CLEAN & EFFICIENT CRAWLSPACES 101

Vermin damaged and displaced insulation under homes is commonplace and a frequent discovery during the home inspection process.  Ensuring that insulation is properly attached to the underside of the home will take care of gravity displaced insulation.  Maintaining a proactive pest control regimen will help prevent vermin damaged insulation.  Check with your local utility provider before reinsulating as they may be offering attractive rebate incentives.  

If you have questions or comments about home inspections in general, tweet me (@AIHomeInspect).   

FIRE SEPARATION BARRIER

Open holes in areas of sheetrock walls or ceilings that connect the home to the garage must be sealed for fire safety reasons.  The sheetrock walls and ceilings separating the home and garage are considered a fire separation barrier, that must be maintained for safety reasons in the instance of a fire.  The fire separation barrier, in case of a fire, would slow down the fire’s progress throughout the home and allow for less damage (before firemen can put it out).  

ASBESTOS CEMENT SIDING

Although its manufacture was banned in the U.S. by the EPA in 1973, asbestos cement siding is still around, and inspectors are likely to encounter it on their inspections of exterior cladding.  While its hazards are limited if this material is undamaged, proper maintenance is key for avoiding structural issues related to water intrusion, as well as the health risks associated with damage to this type of building product. 

INSECT ACTIVITY & DAMAGE

Are some of your exterior wood elements being attacked by wood destroying insects?  This is common in the Pacific Northwest, but doesn’t mean you should ignore it.  Insects such as anobiid beetles can work away at damaging the structural integrity of your home leaving exit holes and underlying damage in their wake.   It’s all about moisture; elevated moisture attracts wood destroying insects leading to structural damage of building components.  Keeping exterior elements properly sealed and dry will go a long way towards preventing wood destroying insects from damaging your home. 

STANDALONE SATURDAYS: PEACEFUL ALONE TIME

As a home inspector, I’m often on the road, traveling around San Juan, Island, Whatcom, and Skagit counties. Along the way, I’m often awed by what I see. On the first Saturday of the month, I plan to share some of these great scenes with you. 

I invite you to share your Northwest Washington imagery, too! Take your picture or video showing why you appreciate the region, tag it with #AllIslandsLife, and share via social media.

If you have questions or comments about home inspections in general, tweet me (@AIHomeInspect).

May Newsletter: Structural Issues
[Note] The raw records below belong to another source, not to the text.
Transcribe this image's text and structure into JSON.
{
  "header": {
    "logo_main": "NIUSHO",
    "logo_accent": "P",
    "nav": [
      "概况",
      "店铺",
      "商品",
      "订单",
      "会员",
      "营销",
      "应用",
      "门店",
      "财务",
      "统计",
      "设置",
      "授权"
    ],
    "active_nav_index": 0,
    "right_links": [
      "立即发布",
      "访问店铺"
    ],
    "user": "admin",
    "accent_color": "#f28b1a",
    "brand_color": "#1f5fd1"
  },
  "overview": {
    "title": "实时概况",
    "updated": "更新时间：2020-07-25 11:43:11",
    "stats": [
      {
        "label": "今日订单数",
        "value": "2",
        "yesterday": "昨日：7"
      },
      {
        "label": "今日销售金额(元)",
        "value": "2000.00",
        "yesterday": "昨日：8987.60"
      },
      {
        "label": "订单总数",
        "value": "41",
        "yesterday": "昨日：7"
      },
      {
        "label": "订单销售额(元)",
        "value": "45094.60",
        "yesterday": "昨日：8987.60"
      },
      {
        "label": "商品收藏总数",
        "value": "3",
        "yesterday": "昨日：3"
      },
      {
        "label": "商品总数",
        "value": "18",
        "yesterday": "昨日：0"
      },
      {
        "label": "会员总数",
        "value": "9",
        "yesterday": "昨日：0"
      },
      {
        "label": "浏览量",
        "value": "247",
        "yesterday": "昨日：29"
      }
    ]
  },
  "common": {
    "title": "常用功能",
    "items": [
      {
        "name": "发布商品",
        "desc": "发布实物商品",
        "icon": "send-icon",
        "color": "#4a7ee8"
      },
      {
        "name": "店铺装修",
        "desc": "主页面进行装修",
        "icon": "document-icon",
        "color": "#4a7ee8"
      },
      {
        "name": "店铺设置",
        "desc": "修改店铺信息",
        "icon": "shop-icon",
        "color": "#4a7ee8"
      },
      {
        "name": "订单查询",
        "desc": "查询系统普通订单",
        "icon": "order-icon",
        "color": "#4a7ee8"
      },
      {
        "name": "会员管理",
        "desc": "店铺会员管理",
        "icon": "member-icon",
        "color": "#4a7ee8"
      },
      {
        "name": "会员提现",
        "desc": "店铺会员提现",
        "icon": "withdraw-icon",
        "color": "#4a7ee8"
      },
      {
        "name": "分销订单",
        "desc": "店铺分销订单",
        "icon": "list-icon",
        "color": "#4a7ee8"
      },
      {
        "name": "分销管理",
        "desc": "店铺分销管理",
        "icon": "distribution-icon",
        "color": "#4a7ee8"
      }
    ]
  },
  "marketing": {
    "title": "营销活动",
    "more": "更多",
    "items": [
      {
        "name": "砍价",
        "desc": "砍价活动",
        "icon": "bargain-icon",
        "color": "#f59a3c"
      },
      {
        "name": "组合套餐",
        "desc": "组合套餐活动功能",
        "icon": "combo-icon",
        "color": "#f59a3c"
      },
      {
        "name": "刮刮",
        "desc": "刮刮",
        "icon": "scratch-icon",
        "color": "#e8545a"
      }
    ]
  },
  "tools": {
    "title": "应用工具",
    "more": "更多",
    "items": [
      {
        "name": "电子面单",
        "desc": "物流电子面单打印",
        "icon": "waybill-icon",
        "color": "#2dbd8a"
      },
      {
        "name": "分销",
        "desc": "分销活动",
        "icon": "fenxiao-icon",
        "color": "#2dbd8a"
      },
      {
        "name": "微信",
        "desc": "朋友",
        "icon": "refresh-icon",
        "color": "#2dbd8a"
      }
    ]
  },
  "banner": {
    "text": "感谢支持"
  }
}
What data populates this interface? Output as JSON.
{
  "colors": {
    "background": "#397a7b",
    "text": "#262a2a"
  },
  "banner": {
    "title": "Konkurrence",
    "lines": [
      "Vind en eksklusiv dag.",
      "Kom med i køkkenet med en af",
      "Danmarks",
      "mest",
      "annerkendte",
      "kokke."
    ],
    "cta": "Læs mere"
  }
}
Now presenting this month’s All Islands Argus! This month, we discuss structural issues—including an exclusive interview with Sturdy Engineering Corporation.  Sign up for the monthly newsletter today!  Check out this month’s newsletter: https://mailchi.mp/allislandsinspections.com/structural-issues-remodeling-6228011